[App and web page records]
Start of Block
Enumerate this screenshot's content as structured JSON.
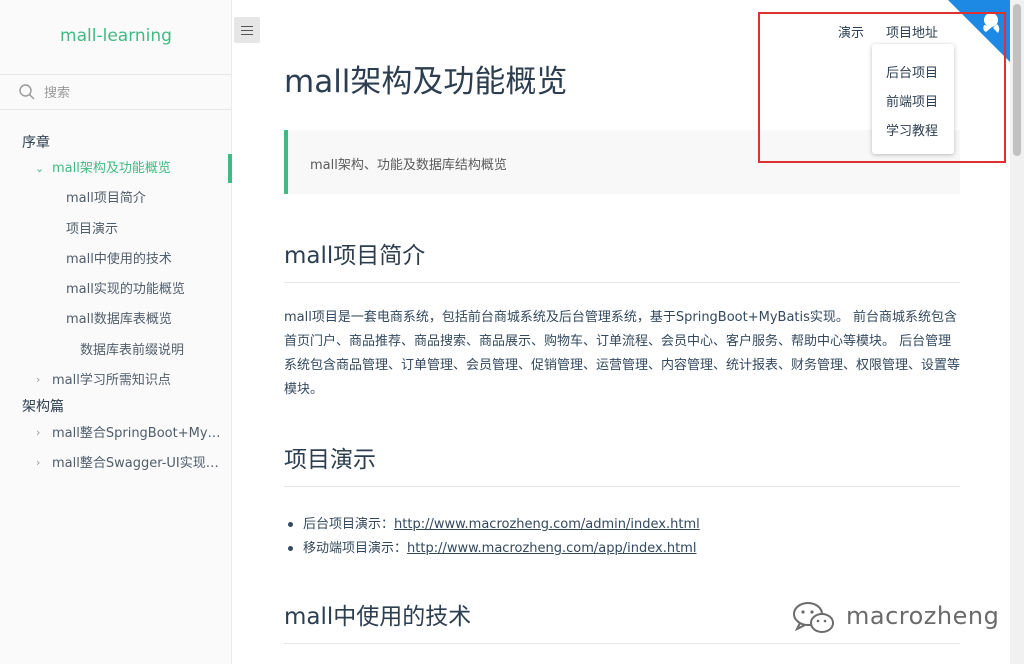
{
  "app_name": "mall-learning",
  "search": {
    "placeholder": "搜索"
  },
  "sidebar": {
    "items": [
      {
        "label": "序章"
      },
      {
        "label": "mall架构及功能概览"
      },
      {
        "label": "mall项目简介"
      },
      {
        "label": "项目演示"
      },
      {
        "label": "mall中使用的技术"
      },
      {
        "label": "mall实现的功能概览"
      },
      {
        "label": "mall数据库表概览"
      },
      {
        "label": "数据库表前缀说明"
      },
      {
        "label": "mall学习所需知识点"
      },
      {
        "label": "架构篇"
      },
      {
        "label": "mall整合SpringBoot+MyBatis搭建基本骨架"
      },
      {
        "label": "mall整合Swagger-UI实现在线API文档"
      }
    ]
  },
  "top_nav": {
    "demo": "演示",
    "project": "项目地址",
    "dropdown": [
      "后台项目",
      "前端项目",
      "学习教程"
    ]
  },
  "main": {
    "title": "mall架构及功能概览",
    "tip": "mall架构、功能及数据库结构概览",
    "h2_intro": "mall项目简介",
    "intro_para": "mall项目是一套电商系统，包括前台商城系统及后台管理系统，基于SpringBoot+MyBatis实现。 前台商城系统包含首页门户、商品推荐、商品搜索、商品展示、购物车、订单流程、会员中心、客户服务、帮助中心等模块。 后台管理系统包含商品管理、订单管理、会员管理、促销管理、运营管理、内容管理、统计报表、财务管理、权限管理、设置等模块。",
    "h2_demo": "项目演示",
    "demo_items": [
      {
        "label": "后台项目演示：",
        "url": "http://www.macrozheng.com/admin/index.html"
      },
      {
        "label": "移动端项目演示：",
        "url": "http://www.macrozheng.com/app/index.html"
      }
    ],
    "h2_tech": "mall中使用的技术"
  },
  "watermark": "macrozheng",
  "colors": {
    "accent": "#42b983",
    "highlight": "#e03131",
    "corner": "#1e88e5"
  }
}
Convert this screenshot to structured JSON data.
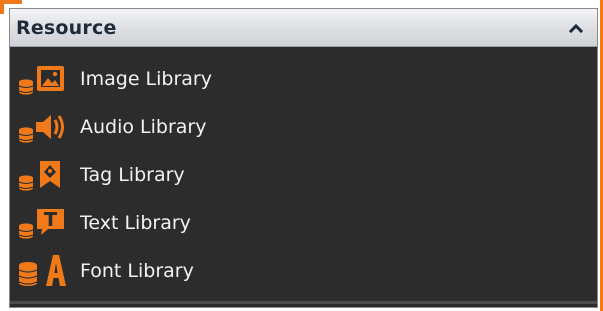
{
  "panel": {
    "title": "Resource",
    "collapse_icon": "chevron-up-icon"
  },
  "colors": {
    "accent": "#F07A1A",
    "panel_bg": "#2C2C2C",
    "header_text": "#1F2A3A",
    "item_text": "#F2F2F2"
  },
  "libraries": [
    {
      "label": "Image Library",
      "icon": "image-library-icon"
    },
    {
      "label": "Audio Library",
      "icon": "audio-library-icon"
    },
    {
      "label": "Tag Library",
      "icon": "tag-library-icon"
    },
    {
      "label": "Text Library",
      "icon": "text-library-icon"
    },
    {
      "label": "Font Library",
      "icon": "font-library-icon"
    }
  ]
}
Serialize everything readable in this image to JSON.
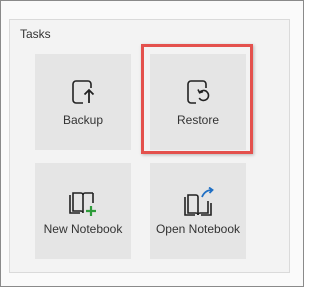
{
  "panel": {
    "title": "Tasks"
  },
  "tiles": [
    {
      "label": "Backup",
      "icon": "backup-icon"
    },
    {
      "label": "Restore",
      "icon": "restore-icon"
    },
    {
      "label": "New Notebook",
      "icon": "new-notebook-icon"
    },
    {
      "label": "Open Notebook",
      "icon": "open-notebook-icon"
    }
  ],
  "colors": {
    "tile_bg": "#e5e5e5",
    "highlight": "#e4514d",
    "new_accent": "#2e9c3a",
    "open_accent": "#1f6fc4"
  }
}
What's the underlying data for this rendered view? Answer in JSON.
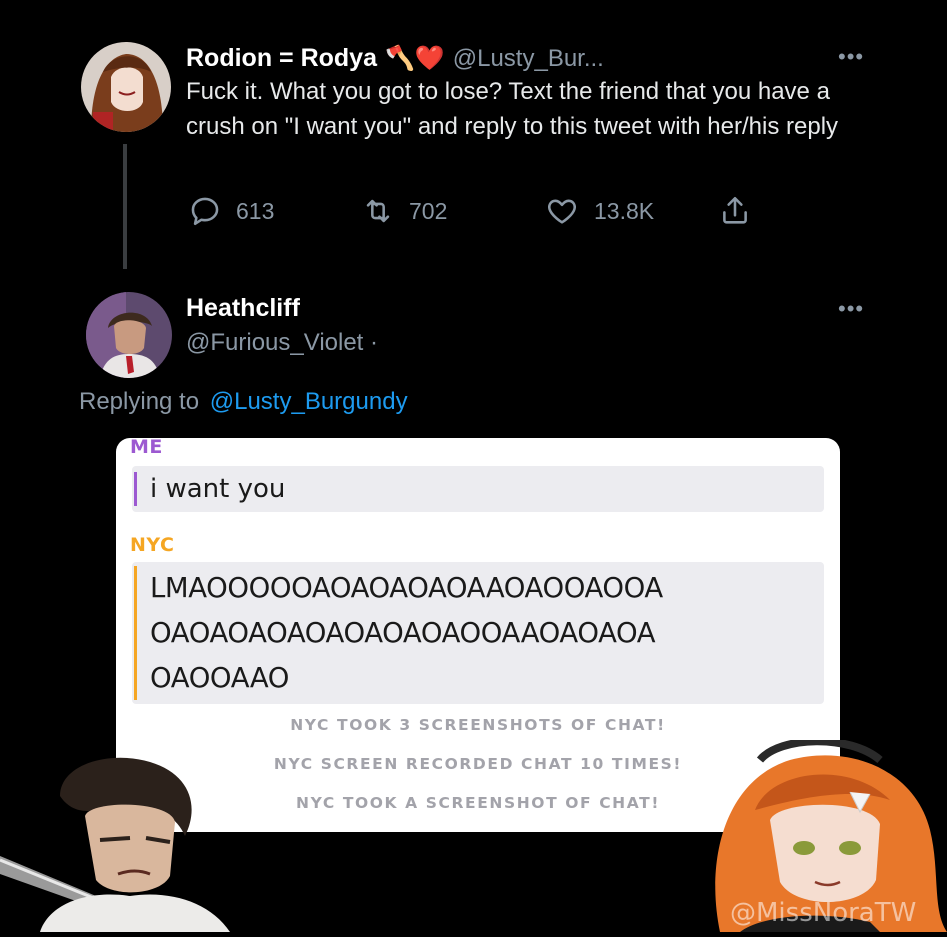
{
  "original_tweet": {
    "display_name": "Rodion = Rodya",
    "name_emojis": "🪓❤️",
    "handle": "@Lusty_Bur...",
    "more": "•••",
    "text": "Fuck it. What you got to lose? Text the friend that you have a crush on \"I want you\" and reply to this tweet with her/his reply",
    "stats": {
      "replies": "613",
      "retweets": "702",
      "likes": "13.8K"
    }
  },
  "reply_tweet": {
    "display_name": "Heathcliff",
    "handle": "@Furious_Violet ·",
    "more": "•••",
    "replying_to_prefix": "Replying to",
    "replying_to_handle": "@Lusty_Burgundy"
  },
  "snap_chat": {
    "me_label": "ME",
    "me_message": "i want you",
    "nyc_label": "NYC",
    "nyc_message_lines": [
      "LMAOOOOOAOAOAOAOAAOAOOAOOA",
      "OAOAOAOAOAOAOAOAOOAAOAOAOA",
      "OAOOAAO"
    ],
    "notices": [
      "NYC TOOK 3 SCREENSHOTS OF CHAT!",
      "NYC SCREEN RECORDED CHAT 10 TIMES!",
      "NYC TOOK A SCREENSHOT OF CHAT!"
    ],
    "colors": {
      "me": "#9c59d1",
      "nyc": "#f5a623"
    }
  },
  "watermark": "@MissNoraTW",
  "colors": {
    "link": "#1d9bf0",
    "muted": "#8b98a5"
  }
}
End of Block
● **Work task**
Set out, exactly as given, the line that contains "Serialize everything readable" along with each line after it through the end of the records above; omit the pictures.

● **Reply**
Serialize everything readable in this image to JSON.
{
  "panel": {
    "title": "Tasks"
  },
  "tiles": [
    {
      "label": "Backup",
      "icon": "backup-icon"
    },
    {
      "label": "Restore",
      "icon": "restore-icon"
    },
    {
      "label": "New Notebook",
      "icon": "new-notebook-icon"
    },
    {
      "label": "Open Notebook",
      "icon": "open-notebook-icon"
    }
  ],
  "colors": {
    "tile_bg": "#e5e5e5",
    "highlight": "#e4514d",
    "new_accent": "#2e9c3a",
    "open_accent": "#1f6fc4"
  }
}
What's the underlying data for this rendered view? Answer in JSON.
{
  "original_tweet": {
    "display_name": "Rodion = Rodya",
    "name_emojis": "🪓❤️",
    "handle": "@Lusty_Bur...",
    "more": "•••",
    "text": "Fuck it. What you got to lose? Text the friend that you have a crush on \"I want you\" and reply to this tweet with her/his reply",
    "stats": {
      "replies": "613",
      "retweets": "702",
      "likes": "13.8K"
    }
  },
  "reply_tweet": {
    "display_name": "Heathcliff",
    "handle": "@Furious_Violet ·",
    "more": "•••",
    "replying_to_prefix": "Replying to",
    "replying_to_handle": "@Lusty_Burgundy"
  },
  "snap_chat": {
    "me_label": "ME",
    "me_message": "i want you",
    "nyc_label": "NYC",
    "nyc_message_lines": [
      "LMAOOOOOAOAOAOAOAAOAOOAOOA",
      "OAOAOAOAOAOAOAOAOOAAOAOAOA",
      "OAOOAAO"
    ],
    "notices": [
      "NYC TOOK 3 SCREENSHOTS OF CHAT!",
      "NYC SCREEN RECORDED CHAT 10 TIMES!",
      "NYC TOOK A SCREENSHOT OF CHAT!"
    ],
    "colors": {
      "me": "#9c59d1",
      "nyc": "#f5a623"
    }
  },
  "watermark": "@MissNoraTW",
  "colors": {
    "link": "#1d9bf0",
    "muted": "#8b98a5"
  }
}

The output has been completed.